Kim Glovas has been covering breaking and developing news as a reporter for KYW Newsradio since 1984, winning honors for “Regional Affairs Council” reporting along the way.
She has been honored by a number of professional organizations including the Pennsylvania Associated Press Broadcasters Association and the Society of Professional Journalists. She has also received a special citation from the Pennnsylvania House of Representatives for her work.
Glovas is a lifelong Pennsylvania resident. She grew up in Easton, Pa. and attended college at the Indiana University of Pennsylvania. She holds a BA degree in journalism.
Glovas’ career includes stints at WSAN in Allentown, WEST-AM and WLEV-FM in Easton, and WHWH/WPST in Princeton, NJ.
Kim and her husband Paul Kurtz, who also works at KYW Newsradio, have four sons and live in Holland, Pa.
Connect with Kim Glovas on Twitter: @KimGlovas
Pennsylvania is taking steps to increase security on all voting systems used in the commonwealth.
Uwchlan Township’s Board of Supervisors say they have unanimously voted to enforce a zoning ordinance that will stop pipeline construction.
SEPTA’s performance before and after the Eagles Super Bowl parade was evaluated on Friday at the post-parade news conference.
Take a vacation day, a sick day, or ask the boss to close the office. Those are some of the options being considered by workers across the city as parade day approaches.
The goal: a publicly funded risk assessment of the controversial project.
Amazon says it will make a decision by the end of the year on where to place it’s second headquarters. But how will the winning city benefit?
Pennsylvania’s senior senator is taking aim at the Republican party for the potential shutdown of the federal government.
Philadelphia police say 22-year-old Taylor Hendricks of Whitehall is charged with aggravated assault, assault of a law enforcement officer, and cruelty to animals.
Recently, sexual harassment allegations by Pennsylvania legislators have led to revelations about payoffs to silence the victims.
Earlier this week, the Pennsylvania Department of Environmental Protection suspended construction of the Mariner East Two Pipeline because of what it called “egregious and willful violations” of state law.
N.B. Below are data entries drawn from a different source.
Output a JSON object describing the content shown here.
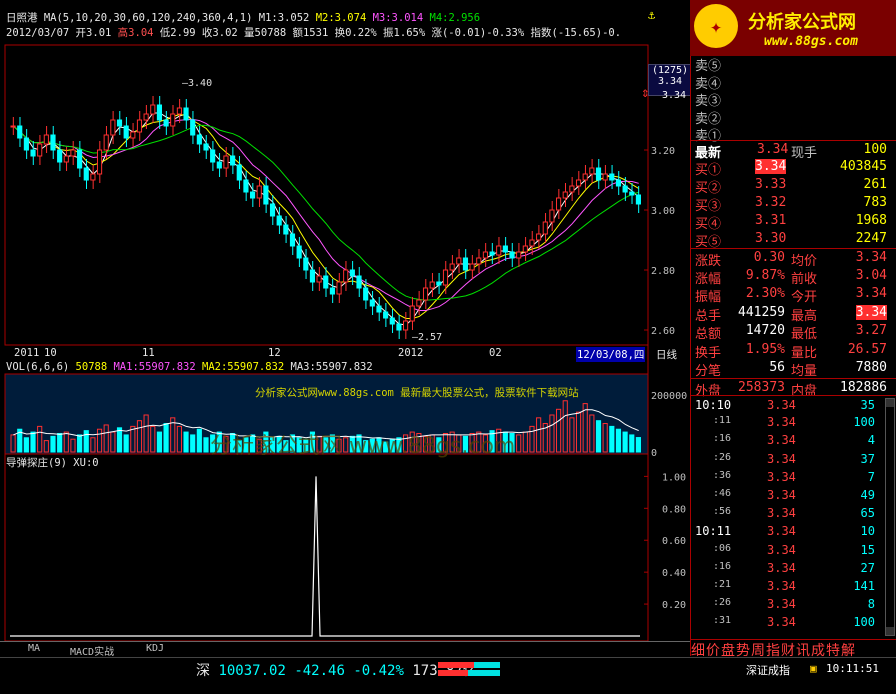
{
  "header": {
    "stock_name": "日照港",
    "ma_line": "MA(5,10,20,30,60,120,240,360,4,1)",
    "m1": "M1:3.052",
    "m2": "M2:3.074",
    "m3": "M3:3.014",
    "m4": "M4:2.956",
    "date": "2012/03/07",
    "open": "开3.01",
    "high": "高3.04",
    "low": "低2.99",
    "close": "收3.02",
    "volume": "量50788",
    "amount": "额1531",
    "turnover": "换0.22%",
    "amplitude": "振1.65%",
    "change": "涨(-0.01)-0.33%",
    "index": "指数(-15.65)-0."
  },
  "chart_data": {
    "type": "line",
    "price_axis_ticks": [
      "3.20",
      "3.00",
      "2.80",
      "2.60"
    ],
    "price_ylim": [
      2.55,
      3.55
    ],
    "annotations": {
      "high": "3.40",
      "low": "2.57",
      "price_tag_count": "(1275)",
      "price_tag_value": "3.34",
      "price_tag_right": "3.34"
    },
    "x_labels": [
      "2011",
      "10",
      "11",
      "12",
      "2012",
      "02"
    ],
    "cursor_date": "12/03/08,四",
    "period": "日线",
    "closes": [
      3.28,
      3.24,
      3.2,
      3.18,
      3.22,
      3.25,
      3.2,
      3.16,
      3.18,
      3.2,
      3.14,
      3.1,
      3.12,
      3.2,
      3.25,
      3.3,
      3.28,
      3.24,
      3.26,
      3.3,
      3.32,
      3.35,
      3.3,
      3.28,
      3.32,
      3.34,
      3.3,
      3.25,
      3.22,
      3.2,
      3.16,
      3.14,
      3.18,
      3.15,
      3.1,
      3.06,
      3.04,
      3.08,
      3.02,
      2.98,
      2.95,
      2.92,
      2.88,
      2.84,
      2.8,
      2.76,
      2.78,
      2.74,
      2.72,
      2.76,
      2.8,
      2.78,
      2.74,
      2.7,
      2.68,
      2.66,
      2.64,
      2.62,
      2.6,
      2.63,
      2.68,
      2.7,
      2.74,
      2.76,
      2.75,
      2.8,
      2.82,
      2.84,
      2.8,
      2.82,
      2.84,
      2.86,
      2.85,
      2.88,
      2.86,
      2.84,
      2.86,
      2.88,
      2.9,
      2.92,
      2.96,
      3.0,
      3.04,
      3.06,
      3.08,
      3.1,
      3.12,
      3.14,
      3.1,
      3.12,
      3.1,
      3.08,
      3.06,
      3.05,
      3.02
    ],
    "vol_title": "VOL(6,6,6)",
    "vol_value": "50788",
    "vol_ma1": "MA1:55907.832",
    "vol_ma2": "MA2:55907.832",
    "vol_ma3": "MA3:55907.832",
    "vol_ticks": [
      "200000",
      "0"
    ],
    "vol_values": [
      60000,
      80000,
      50000,
      70000,
      90000,
      40000,
      55000,
      65000,
      70000,
      45000,
      60000,
      75000,
      50000,
      80000,
      95000,
      70000,
      85000,
      60000,
      90000,
      110000,
      130000,
      90000,
      70000,
      100000,
      120000,
      90000,
      70000,
      60000,
      80000,
      50000,
      60000,
      70000,
      55000,
      65000,
      40000,
      50000,
      60000,
      45000,
      70000,
      50000,
      55000,
      40000,
      60000,
      50000,
      45000,
      70000,
      55000,
      50000,
      60000,
      45000,
      50000,
      55000,
      60000,
      40000,
      45000,
      50000,
      35000,
      45000,
      50000,
      60000,
      70000,
      65000,
      55000,
      60000,
      50000,
      65000,
      70000,
      60000,
      55000,
      65000,
      70000,
      60000,
      75000,
      80000,
      70000,
      65000,
      60000,
      70000,
      90000,
      120000,
      100000,
      130000,
      150000,
      180000,
      120000,
      140000,
      170000,
      130000,
      110000,
      100000,
      90000,
      80000,
      70000,
      60000,
      50788
    ],
    "watermark1": "分析家公式网www.88gs.com 最新最大股票公式，股票软件下载网站",
    "watermark2": "分析家公式网 www.88gs.com",
    "ind_title": "导弹探庄(9)",
    "ind_value": "XU:0",
    "ind_ticks": [
      "1.00",
      "0.80",
      "0.60",
      "0.40",
      "0.20"
    ],
    "ind_spike": 1.0
  },
  "logo": {
    "text": "分析家公式网",
    "url": "www.88gs.com"
  },
  "orderbook": {
    "sells": [
      "卖⑤",
      "卖④",
      "卖③",
      "卖②",
      "卖①"
    ],
    "latest_label": "最新",
    "latest": "3.34",
    "now_hand_label": "现手",
    "now_hand": "100",
    "buys": [
      {
        "label": "买①",
        "price": "3.34",
        "vol": "403845"
      },
      {
        "label": "买②",
        "price": "3.33",
        "vol": "261"
      },
      {
        "label": "买③",
        "price": "3.32",
        "vol": "783"
      },
      {
        "label": "买④",
        "price": "3.31",
        "vol": "1968"
      },
      {
        "label": "买⑤",
        "price": "3.30",
        "vol": "2247"
      }
    ]
  },
  "stats": [
    {
      "l1": "涨跌",
      "v1": "0.30",
      "l2": "均价",
      "v2": "3.34"
    },
    {
      "l1": "涨幅",
      "v1": "9.87%",
      "l2": "前收",
      "v2": "3.04"
    },
    {
      "l1": "振幅",
      "v1": "2.30%",
      "l2": "今开",
      "v2": "3.34"
    },
    {
      "l1": "总手",
      "v1": "441259",
      "l2": "最高",
      "v2": "3.34"
    },
    {
      "l1": "总额",
      "v1": "14720",
      "l2": "最低",
      "v2": "3.27"
    },
    {
      "l1": "换手",
      "v1": "1.95%",
      "l2": "量比",
      "v2": "26.57"
    },
    {
      "l1": "分笔",
      "v1": "56",
      "l2": "均量",
      "v2": "7880"
    },
    {
      "l1": "外盘",
      "v1": "258373",
      "l2": "内盘",
      "v2": "182886"
    }
  ],
  "ticks": [
    {
      "t": "10:10",
      "p": "3.34",
      "v": "35"
    },
    {
      "t": ":11",
      "p": "3.34",
      "v": "100"
    },
    {
      "t": ":16",
      "p": "3.34",
      "v": "4"
    },
    {
      "t": ":26",
      "p": "3.34",
      "v": "37"
    },
    {
      "t": ":36",
      "p": "3.34",
      "v": "7"
    },
    {
      "t": ":46",
      "p": "3.34",
      "v": "49"
    },
    {
      "t": ":56",
      "p": "3.34",
      "v": "65"
    },
    {
      "t": "10:11",
      "p": "3.34",
      "v": "10"
    },
    {
      "t": ":06",
      "p": "3.34",
      "v": "15"
    },
    {
      "t": ":16",
      "p": "3.34",
      "v": "27"
    },
    {
      "t": ":21",
      "p": "3.34",
      "v": "141"
    },
    {
      "t": ":26",
      "p": "3.34",
      "v": "8"
    },
    {
      "t": ":31",
      "p": "3.34",
      "v": "100"
    }
  ],
  "panel_tabs": "细价盘势周指财讯成特解",
  "bottom_tabs": [
    "MA",
    "MACD实战",
    "KDJ"
  ],
  "status": {
    "market": "深",
    "index": "10037.02",
    "change": "-42.46",
    "pct": "-0.42%",
    "amount": "173.87亿",
    "ticker": "深证成指",
    "time": "10:11:51"
  }
}
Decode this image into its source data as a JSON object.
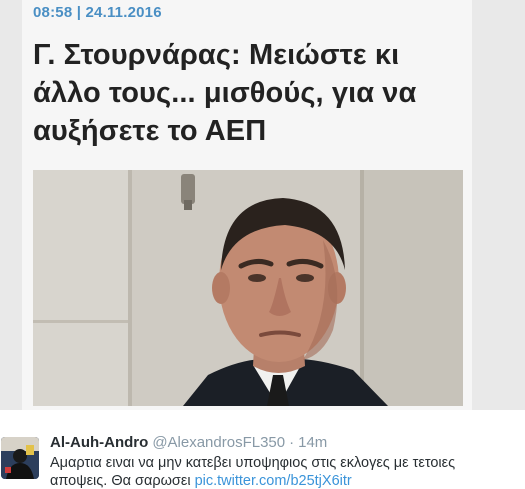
{
  "article": {
    "meta": "08:58 | 24.11.2016",
    "headline": "Γ. Στουρνάρας: Μειώστε κι άλλο τους... μισθούς, για να αυξήσετε το ΑΕΠ"
  },
  "tweet": {
    "display_name": "Al-Auh-Andro",
    "handle": "@AlexandrosFL350",
    "separator": "·",
    "time": "14m",
    "text": "Αμαρτια ειναι να μην κατεβει υποψηφιος στις εκλογες με τετοιες αποψεις. Θα σαρωσει",
    "link": "pic.twitter.com/b25tjX6itr"
  },
  "colors": {
    "meta_blue": "#4a8fc4",
    "headline": "#222222",
    "name": "#292f33",
    "muted": "#8899a6",
    "link": "#3b94d9"
  }
}
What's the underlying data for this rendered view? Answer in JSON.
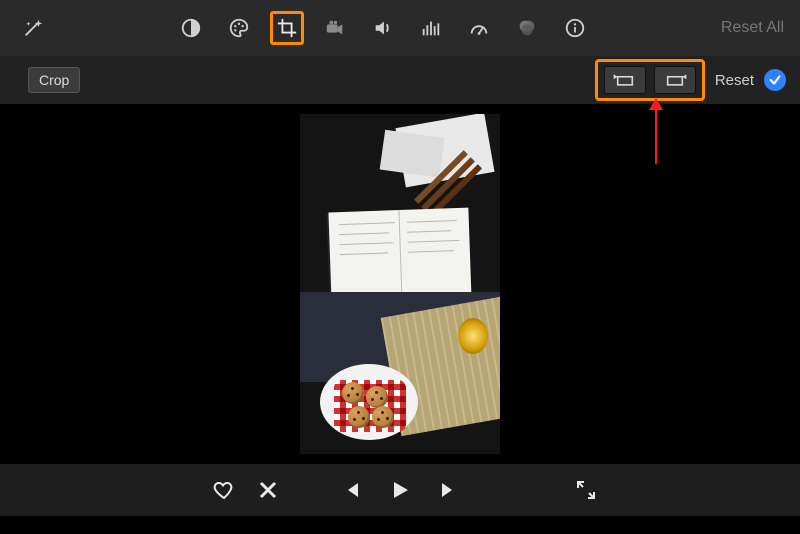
{
  "toolbar": {
    "reset_all_label": "Reset All",
    "icons": {
      "auto": "auto-enhance-icon",
      "balance": "color-balance-icon",
      "palette": "color-palette-icon",
      "crop": "crop-icon",
      "camera": "video-camera-icon",
      "audio": "volume-icon",
      "eq": "audio-equalizer-icon",
      "speed": "speedometer-icon",
      "filters": "color-filters-icon",
      "info": "info-icon"
    }
  },
  "crop_bar": {
    "mode_label": "Crop",
    "reset_label": "Reset"
  },
  "transport": {
    "favorite": "favorite",
    "reject": "reject",
    "prev": "previous",
    "play": "play",
    "next": "next",
    "fullscreen": "fullscreen"
  },
  "annotation": {
    "highlight_crop_tool": true,
    "highlight_rotate_buttons": true,
    "arrow_target": "rotate-buttons"
  }
}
SEPTA wants to remind seniors that Jan. 16 is the deadline for getting new SEPTA ID cards to replace ID previously used for free and reduced travel.
Holidays mean a lot of get-togethers with many people, and some of them may be carrying a bug that is spreading fast.
It was called the “Red Thumbs Mars Garden Project.”
Bancroft started in 1883 in Haddonfield, helping the handicapped when it wasn’t fashionable.
The holiday season means plenty of parties and plenty of alcohol. And, as law enforcement officials can tell you, plenty of danger.
A Pennsylvania House committee has passed a proposed bill which would ban abortions in the state after 19 weeks. The measure still has to pass the full House and that vote is expected this week.
The Phillies front office, and the Phanatic, took a break on Friday to help bring some joy to dozens of homeless men.
‘Tis the season for giving, and that might involve counterfeit money.
Hahnemann’s Transgender Fellowship Training Program will begin in July.
Alcohol plays a central part in many holiday events, and that can be difficult if you are in recovery.
Philadelphia police are asking for the public’s help in the search for a man described as a serial bank robber.
Mixto and Tierra Colombiana have been ordered to pay 156 employees to resolve federal wage violations.
The official term is called “corrective statements.” Tobacco companies must run true ads about the fatal effects of tobacco products.
Pennsylvania’s solar industry will be getting a boost thanks to recent changes in state law.
Stockton University in Atlantic County has announced that Justice Neil Gorsuch will be speaking at a special event on campus on January 23.
Vandals attacked the mini-police station on South Street overnight, leaving two vehicles with smashed windows and paint spattered on the station walls.
The latest report on poverty shows Philadelphia making two lists: one of the largest cities in the nation and one of the poorest.
Research shows that about 400,000 city residents, including 37 percent of the city’s children, are living below the federal poverty level.
The State Commission on Investigations claims the agency is failing in its mission to protect animals.
Julie Klim says this is an absolute luxury for the agency.